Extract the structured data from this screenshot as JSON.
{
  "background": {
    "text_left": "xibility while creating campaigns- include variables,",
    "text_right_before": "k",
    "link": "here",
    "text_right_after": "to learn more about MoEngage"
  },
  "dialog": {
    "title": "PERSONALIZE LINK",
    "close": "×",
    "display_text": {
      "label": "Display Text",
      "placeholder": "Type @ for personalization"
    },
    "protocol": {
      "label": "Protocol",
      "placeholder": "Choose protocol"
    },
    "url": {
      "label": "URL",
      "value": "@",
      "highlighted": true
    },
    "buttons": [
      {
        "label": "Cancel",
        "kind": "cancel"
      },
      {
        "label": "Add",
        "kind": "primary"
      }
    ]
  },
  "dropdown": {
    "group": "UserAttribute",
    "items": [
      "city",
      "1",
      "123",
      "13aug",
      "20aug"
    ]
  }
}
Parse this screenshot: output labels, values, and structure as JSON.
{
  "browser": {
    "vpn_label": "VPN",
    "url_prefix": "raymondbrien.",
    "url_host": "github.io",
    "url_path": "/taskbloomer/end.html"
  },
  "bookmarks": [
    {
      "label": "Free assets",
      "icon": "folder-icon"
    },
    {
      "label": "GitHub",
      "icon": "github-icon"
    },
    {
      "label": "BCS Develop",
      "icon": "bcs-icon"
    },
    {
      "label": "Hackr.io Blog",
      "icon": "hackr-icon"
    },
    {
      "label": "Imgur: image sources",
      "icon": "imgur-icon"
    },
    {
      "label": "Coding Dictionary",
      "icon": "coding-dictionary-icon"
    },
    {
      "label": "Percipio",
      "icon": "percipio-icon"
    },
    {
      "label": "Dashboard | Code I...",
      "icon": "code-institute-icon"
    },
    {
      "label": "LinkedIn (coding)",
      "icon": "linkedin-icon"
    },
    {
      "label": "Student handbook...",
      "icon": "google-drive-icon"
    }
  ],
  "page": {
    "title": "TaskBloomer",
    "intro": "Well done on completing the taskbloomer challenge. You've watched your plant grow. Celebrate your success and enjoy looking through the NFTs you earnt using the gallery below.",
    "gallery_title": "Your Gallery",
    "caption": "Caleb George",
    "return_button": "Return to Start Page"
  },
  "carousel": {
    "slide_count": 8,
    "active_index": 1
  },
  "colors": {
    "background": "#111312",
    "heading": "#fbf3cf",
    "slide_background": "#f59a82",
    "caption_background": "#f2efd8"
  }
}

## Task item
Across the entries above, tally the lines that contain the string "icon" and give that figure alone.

## Response box
10